It is not always computationally feasible to undertake protein structure studies using full atom representations. The challenge is to reduce complexity while maintaining detail [1
]. Lattice protein models are often used to achieve this but in general only the protein backbone or the amino acid centre of mass is represented [4
]. A huge variety of lattices and energy functions have previously been developed and applied [4
In order to evaluate the applicability of different lattices and to enable the transformation of real protein structures into lattice models, a representative lattice protein structure has to be calculated. Ma
uch and Gaur have shown the NP completeness of this problem for backbone-only models in the 3D-cubic lattice and named it the protein chain lattice fitting (PCLF) problem
The PCLF problem has been widely studied for backbone-only models [13
]. The most important aspects in producing lattice protein models with a low root mean squared deviation (RMSD) are the lattice coordination number and the neighbourhood vector angles [18
]. Lattices with intermediate coordination numbers, such as the face-centred cubic (FCC) lattice, can produce high resolution backbone models [18
] and have been used in many protein structure studies (e.g., [3
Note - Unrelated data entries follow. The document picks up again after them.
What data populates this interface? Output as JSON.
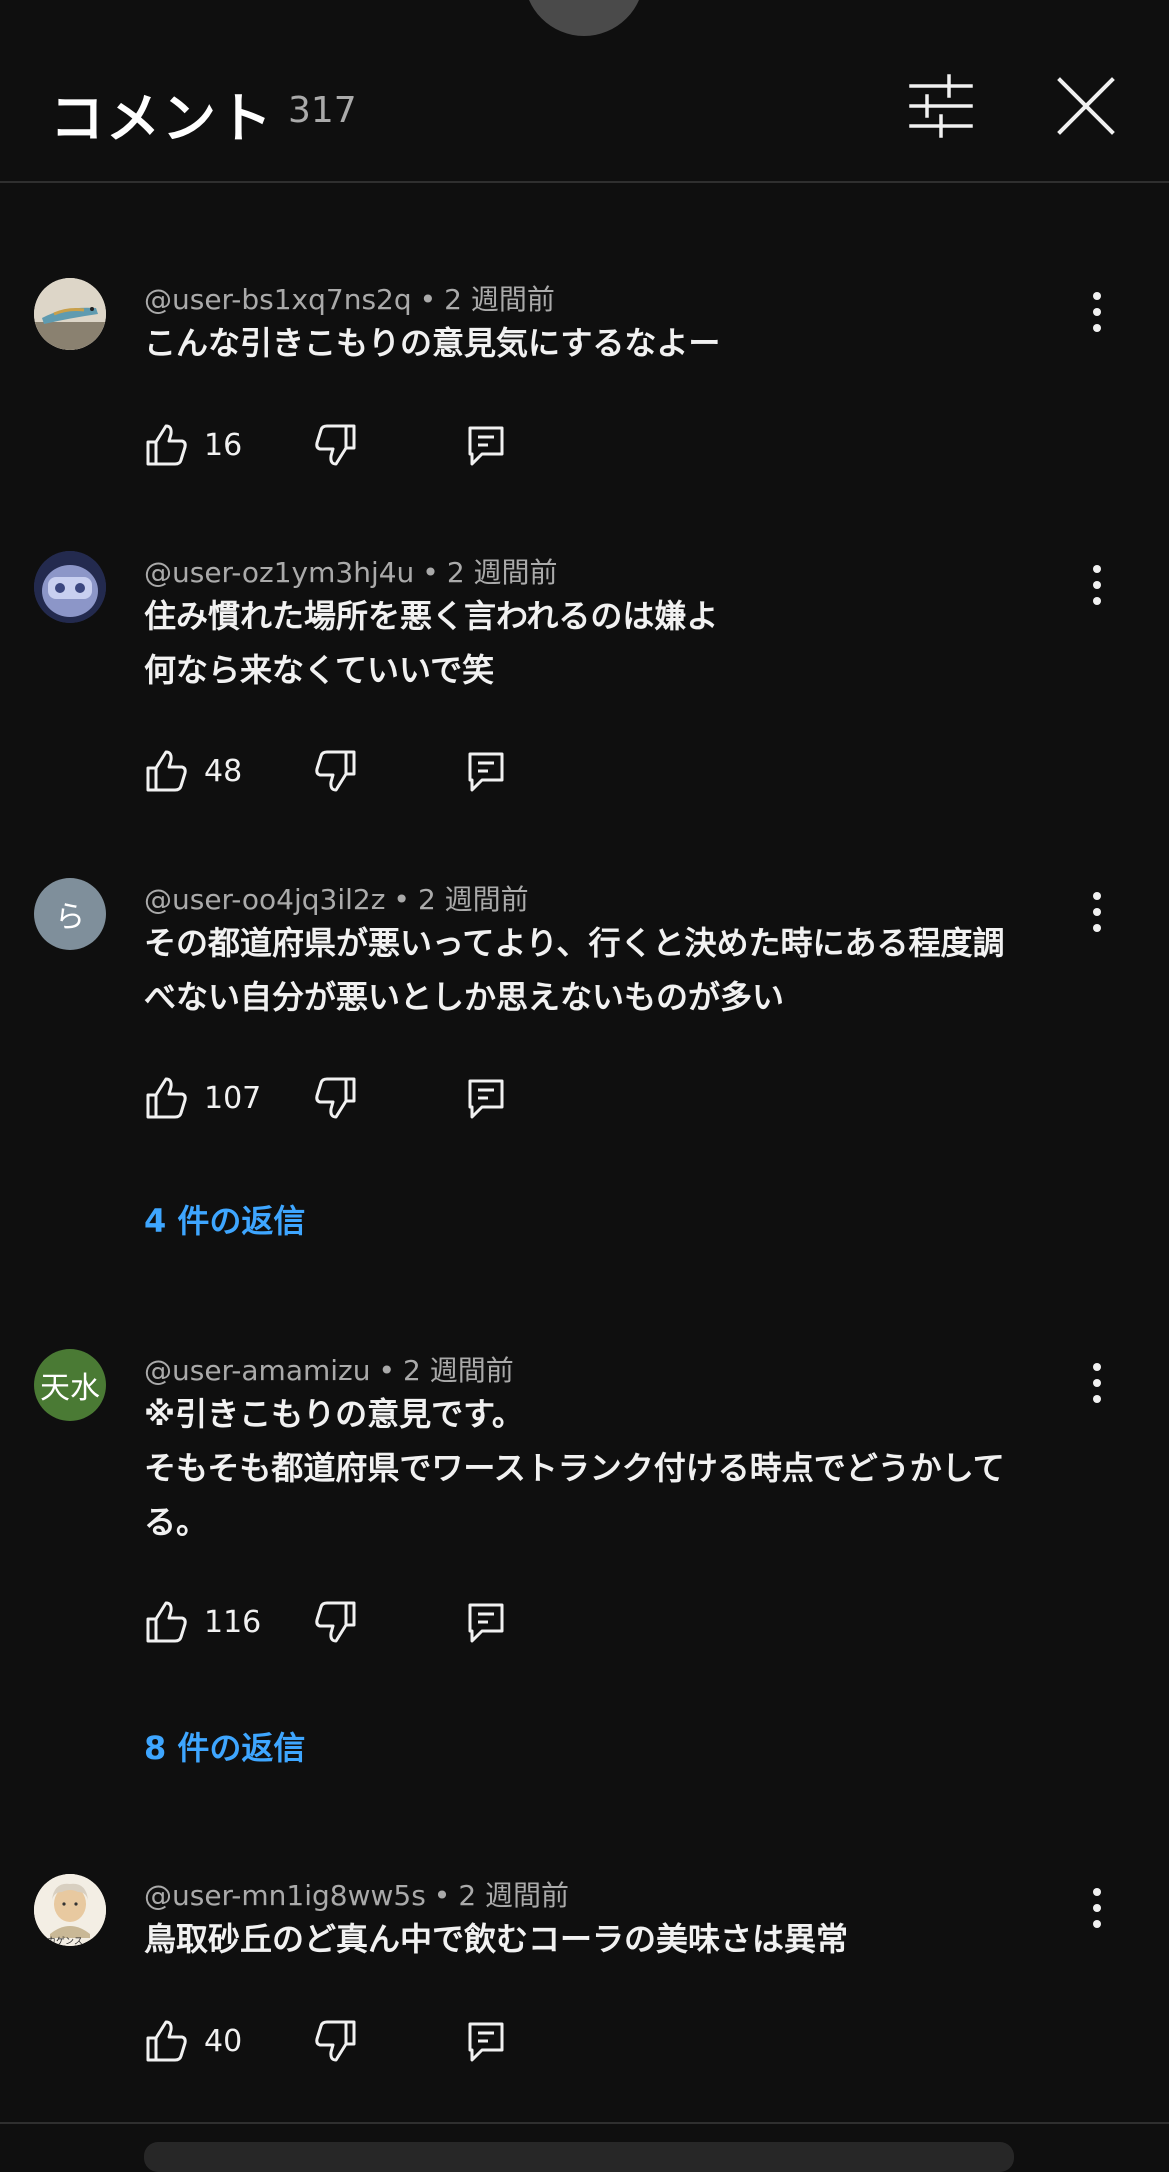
{
  "header": {
    "title": "コメント",
    "count": "317"
  },
  "comments": [
    {
      "author": "@user-bs1xq7ns2q",
      "time": "2 週間前",
      "lines": [
        "こんな引きこもりの意見気にするなよー"
      ],
      "likes": "16",
      "replies": "",
      "avatar": {
        "type": "image",
        "name": "avatar-lizard"
      }
    },
    {
      "author": "@user-oz1ym3hj4u",
      "time": "2 週間前",
      "lines": [
        "住み慣れた場所を悪く言われるのは嫌よ",
        "何なら来なくていいで笑"
      ],
      "likes": "48",
      "replies": "",
      "avatar": {
        "type": "image",
        "name": "avatar-robot"
      }
    },
    {
      "author": "@user-oo4jq3il2z",
      "time": "2 週間前",
      "lines": [
        "その都道府県が悪いってより、行くと決めた時にある程度調",
        "べない自分が悪いとしか思えないものが多い"
      ],
      "likes": "107",
      "replies": "4 件の返信",
      "avatar": {
        "type": "letter",
        "letter": "ら",
        "color": "#7f8f9b"
      }
    },
    {
      "author": "@user-amamizu",
      "time": "2 週間前",
      "lines": [
        "※引きこもりの意見です。",
        "そもそも都道府県でワーストランク付ける時点でどうかして",
        "る。"
      ],
      "likes": "116",
      "replies": "8 件の返信",
      "avatar": {
        "type": "letter",
        "letter": "天水",
        "color": "#4a7a34"
      }
    },
    {
      "author": "@user-mn1ig8ww5s",
      "time": "2 週間前",
      "lines": [
        "鳥取砂丘のど真ん中で飲むコーラの美味さは異常"
      ],
      "likes": "40",
      "replies": "",
      "avatar": {
        "type": "image",
        "name": "avatar-portrait",
        "caption": "ニカゲンス"
      }
    }
  ],
  "colors": {
    "background": "#0f0f0f",
    "text": "#f1f1f1",
    "meta": "#aaaaaa",
    "link": "#3ea6ff"
  }
}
]). However, the use of backbone models is limited since they do not account for the space required for side chain packing.
To overcome this restriction lattice protein models that include side chains have been introduced [27
]. Reva et al. [32
] have, to our knowledge, developed the only previous approach to solve the PCLF problem including side chains. They apply dynamic programming to find an optimal solution according to their error function. Unfortunately, the approach is shown to often yield no solution in the 3D cubic lattice. The CABS tools by Kolinski and coworkers utilize a hybrid on-lattice (backbone) and off-lattice (side chain) protein representation to study folding dynamics but do not attempt to answer the PCLF problem [31
In this paper we use the side chain model definition of Bromberg and Dill [28
], where each amino acid is represented by two on-lattice monomers: one represents the side chain and one the Cα
atom. This explicit representation of side chains prevents unnatural collapse during structural studies [35
] and enables the reconstruction of full atom protein data [36
]. Full on-lattice protein models are constrained in their possible side chain placement but enable exhaustive studies of folding kinetics and structure space [11
] not applicable within off-lattice side chain models like the CABS approach.
To the best of our knowledge, there is only one other publicly available implemented approach, namely, LocalMove
, to derive lattice protein models from real proteins despite a large number of published methods. LocalMove
is a web interface introduced by Ponty et al. [22
] for backbone-only models in 3D-cubic and FCC lattice and applies a Monte-Carlo search in order to find lattice protein models.
We present our tool LatFit
to tackle this lack of available implementations. The program is freely available for academic download and as a webserver: http://cpsp.informatik.uni-freiburg.de/LatFit/
solves the PCLF problem, that is, transforms a protein from full atom coordinate data to a lattice model, and is available as both a stand-alone tool for high-throughput pipelines and a web interface for ad hoc
usage. A new fitting procedure that optimises distance RMSD enables rotation-independent lattice model creation of protein structures. The method is applicable to arbitrary lattices and handles both backbone and side chain representations with equivalent accuracy. A depiction of the workflow is given in .
Figure 1 The diagram depicts the fitting process of LatFit for side chain models. (a) Original full atom data is given. The five Cα atoms of the segment are highlighted as balls while the backbone and side chain parts are given in light and dark green, (more ...)
we present the first comprehensive study of lattice quality for protein models including side chains. In our test, LatFit
fitted the majority of models on an FCC lattice within 1.5